How Grindr ruined dating for everyone
You can’t get more upfront and visual than Grindr. It’s the frank, confrontational reality TV show contestant of the social media app world, assuring you if it has anything to say it will “say it your face” or telling you “what you see is what you get”. Of course the truth is something quite different. Grindr is merely a cloudy mirror, vaguely reflecting society but usually doing its own hair or photoshopping out its eye-bags.
What it has done with its instant gratification storefront, however, is slowly strangle some of those quainter things of days gone by. Innocence gently erodes thanks to its in-your-grill bullishness. Dignity aside, Grindr’s main victims lie before us like discarded Kleenex on the floor of One Direction’s tour bus.
Back when online social interaction was reduced to sitting at a computer ‘scanning’ your locale on programs like ICQ or any old-school messageboards for like-minded individuals, you wouldn’t have much to go on when it came to identifying your chat partner. Names like foxi_bunni_1989 and luv_mussel (oh yes) could be extremely misleading, so the first question to get out of the way was a/s/l? Age? Sex? Location? Only then could you be sure you weren’t talking to your mother or maths teacher.
Sadly, everyone usually lied about A. Some funsters with feelings they couldn’t quite put their finger on would also lie about S. And L? Well, who really cared about L, so long as they were far enough away not to know you were lying about your ASL too? With Grindr, it’s all there already – your facts and figures presented like Miss World’s vital statistics. No surprises – except the ones you’re lying about.
Being truthful about your height
It is a truth universally acknowledged that a single man in possession of a keyboard and an empty space on his calendar for Saturday night will lie about his height. Grindr doesn’t force you to display your height – or indeed any stats – but if you don’t, it will be automatically assumed your shirttails graze the ground as you walk.
So what’s the more diminutive dater to do? Wear stack heels? Arrive on a pogo stick? Why, no! Just bung a few extra inches on your height. Of course, it works! What are they going to do – bring out a tape measure and challenge you?

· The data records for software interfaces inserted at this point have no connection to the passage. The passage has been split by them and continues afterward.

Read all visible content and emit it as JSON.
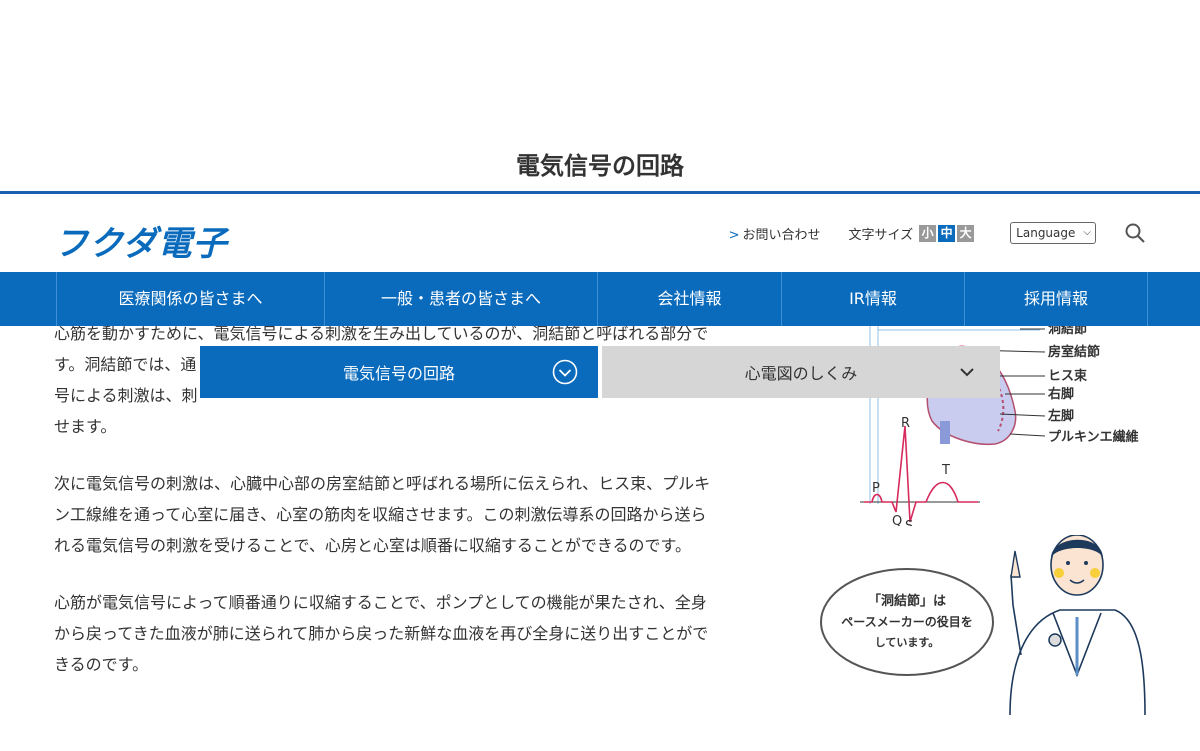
{
  "page_title": "電気信号の回路",
  "header": {
    "logo": "フクダ電子",
    "contact_arrow": ">",
    "contact": "お問い合わせ",
    "font_size_label": "文字サイズ",
    "font_sizes": [
      "小",
      "中",
      "大"
    ],
    "language": "Language"
  },
  "nav": [
    "医療関係の皆さまへ",
    "一般・患者の皆さまへ",
    "会社情報",
    "IR情報",
    "採用情報"
  ],
  "subtabs": {
    "active": "電気信号の回路",
    "inactive": "心電図のしくみ"
  },
  "content": {
    "p1": [
      "心筋を動かすために、電気信号による刺激を生み出しているのが、洞結節と呼ばれる部分で",
      "す。洞結節では、通",
      "号による刺激は、刺",
      "せます。"
    ],
    "p2": [
      "次に電気信号の刺激は、心臓中心部の房室結節と呼ばれる場所に伝えられ、ヒス束、プルキ",
      "ン工線維を通って心室に届き、心室の筋肉を収縮させます。この刺激伝導系の回路から送ら",
      "れる電気信号の刺激を受けることで、心房と心室は順番に収縮することができるのです。"
    ],
    "p3": [
      "心筋が電気信号によって順番通りに収縮することで、ポンプとしての機能が果たされ、全身",
      "から戻ってきた血液が肺に送られて肺から戻った新鮮な血液を再び全身に送り出すことがで",
      "きるのです。"
    ]
  },
  "figure": {
    "labels": [
      "洞結節",
      "房室結節",
      "ヒス束",
      "右脚",
      "左脚",
      "プルキンエ繊維"
    ],
    "ecg_labels": [
      "P",
      "Q",
      "R",
      "S",
      "T"
    ]
  },
  "bubble": {
    "line1": "「洞結節」は",
    "line2": "ペースメーカーの役目を",
    "line3": "しています。"
  },
  "colors": {
    "brand_blue": "#0a6bbd",
    "tab_gray": "#d7d6d6",
    "ecg_red": "#d62b5c"
  }
}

Aren’t we always reading in the papers that numeracy levels are plummeting? How many of these idiots even know what six-feet tall even means? Or so reasons the empty mind of a height liar.
I am precisely 5’9” and a half (we must not forget this half; it is very important) and you would be amazed how many so-called six-footers I’ve been able to look squarely in the eye. Often, I glance up from their gaze just to make sure they’re not sporting a six-inch forehead. Because social media and apps encourage us to present a version of ourselves we’d like to be, height is usually the first thing to get a donk on it.
The excitement of seeing the bare chest of a stranger
Unless you run a beach bar in Benidorm, you don’t often get to see what’s going on under the bri-nylon collar and cuffs of whoever’s sitting opposite you. While online dating gives you endless pictures to scroll through and make faces at like you’re trying different flavours of cat food, very few potential suitors pose shirtless. You have to wait until that moment you’re alone together and your hands and eyes can wander, silently praying there’ll be no third nipples or gangrenous navels.
Grindr removes this frisson of excitement without so much as offering you a hanky to wipe your eyes. It demands ultra body confidence – row upon row of glistening torsos (some with heads attached, others cut off just above the Adam’s apple) for your perusal. No body on show means there’s probably nothing worth seeing or your subject is shy. There’s no room for shyness on Grindr. Pre-packed tomatoes don’t fly here; you’ve got to be loose and squeezable. Six-pack after six-pack dance before your tired, jaded eyes; the bodies melding into one mass of personally trained magnolia.
Peeking at guys in the gym changing rooms (you all do it) loses its thrill, as you know Pecs_Appeal81 has got perfect taut abs and pecs you could skateboard on and he’s just the press of a button away.
Hi, how are you?
Such a simple greeting, the informal denim-sporting little brother of ‘How do you do?’ And yet it has been tarnished for ever as one of the more dead-eyed opening lines you can expect on Grindr. It bothers the app’s users so much, many of them devote most of their blurb space to specifying they do not want to hear that greeting.
“Have more to say than how r u,” or “Anyone just saying hi will get blocked straightaway,” quip these burgeoning Gore Vidals. Most conversations start with hello, but Grindr users have no time for this. They want to get straight to the point, cutting out any pleasantries or any pretence that this conversation involves two humans and not two iPad-hearted sex robots with erections that need ‘solving’.
Hello is one of my favourite words to write, type and say, but Grindr eschews it for an extreme close-up of your genitalia or your exact GPS location.
A slightly different version of this post originally appeared on Sabotage Times, where I’m ‘doing some stuff’ now.